> _Data items_

● ● ● ● ●

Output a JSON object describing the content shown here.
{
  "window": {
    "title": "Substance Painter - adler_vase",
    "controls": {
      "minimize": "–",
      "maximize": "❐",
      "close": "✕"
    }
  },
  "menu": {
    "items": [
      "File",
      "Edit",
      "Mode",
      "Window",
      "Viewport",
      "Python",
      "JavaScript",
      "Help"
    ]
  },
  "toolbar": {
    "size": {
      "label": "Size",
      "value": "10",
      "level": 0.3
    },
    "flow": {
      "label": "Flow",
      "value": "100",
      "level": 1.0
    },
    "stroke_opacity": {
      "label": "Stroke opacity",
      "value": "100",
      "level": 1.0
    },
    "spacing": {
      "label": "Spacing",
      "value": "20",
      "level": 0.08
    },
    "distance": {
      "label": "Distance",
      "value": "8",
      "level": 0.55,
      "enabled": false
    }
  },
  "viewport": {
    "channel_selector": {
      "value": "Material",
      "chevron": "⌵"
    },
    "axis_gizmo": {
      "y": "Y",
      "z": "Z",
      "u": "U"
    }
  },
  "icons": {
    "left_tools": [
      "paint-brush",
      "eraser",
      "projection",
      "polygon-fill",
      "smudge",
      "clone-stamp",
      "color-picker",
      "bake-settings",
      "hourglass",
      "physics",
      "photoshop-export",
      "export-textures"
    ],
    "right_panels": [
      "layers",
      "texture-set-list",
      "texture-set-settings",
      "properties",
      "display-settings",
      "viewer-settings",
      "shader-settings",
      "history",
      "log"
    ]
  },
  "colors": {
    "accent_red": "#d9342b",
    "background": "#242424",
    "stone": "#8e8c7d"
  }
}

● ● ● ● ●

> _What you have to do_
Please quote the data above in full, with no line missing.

> _Answer to this problem_
Output a JSON object describing the content shown here.
{
  "window": {
    "title": "Substance Painter - adler_vase",
    "controls": {
      "minimize": "–",
      "maximize": "❐",
      "close": "✕"
    }
  },
  "menu": {
    "items": [
      "File",
      "Edit",
      "Mode",
      "Window",
      "Viewport",
      "Python",
      "JavaScript",
      "Help"
    ]
  },
  "toolbar": {
    "size": {
      "label": "Size",
      "value": "10",
      "level": 0.3
    },
    "flow": {
      "label": "Flow",
      "value": "100",
      "level": 1.0
    },
    "stroke_opacity": {
      "label": "Stroke opacity",
      "value": "100",
      "level": 1.0
    },
    "spacing": {
      "label": "Spacing",
      "value": "20",
      "level": 0.08
    },
    "distance": {
      "label": "Distance",
      "value": "8",
      "level": 0.55,
      "enabled": false
    }
  },
  "viewport": {
    "channel_selector": {
      "value": "Material",
      "chevron": "⌵"
    },
    "axis_gizmo": {
      "y": "Y",
      "z": "Z",
      "u": "U"
    }
  },
  "icons": {
    "left_tools": [
      "paint-brush",
      "eraser",
      "projection",
      "polygon-fill",
      "smudge",
      "clone-stamp",
      "color-picker",
      "bake-settings",
      "hourglass",
      "physics",
      "photoshop-export",
      "export-textures"
    ],
    "right_panels": [
      "layers",
      "texture-set-list",
      "texture-set-settings",
      "properties",
      "display-settings",
      "viewer-settings",
      "shader-settings",
      "history",
      "log"
    ]
  },
  "colors": {
    "accent_red": "#d9342b",
    "background": "#242424",
    "stone": "#8e8c7d"
  }
}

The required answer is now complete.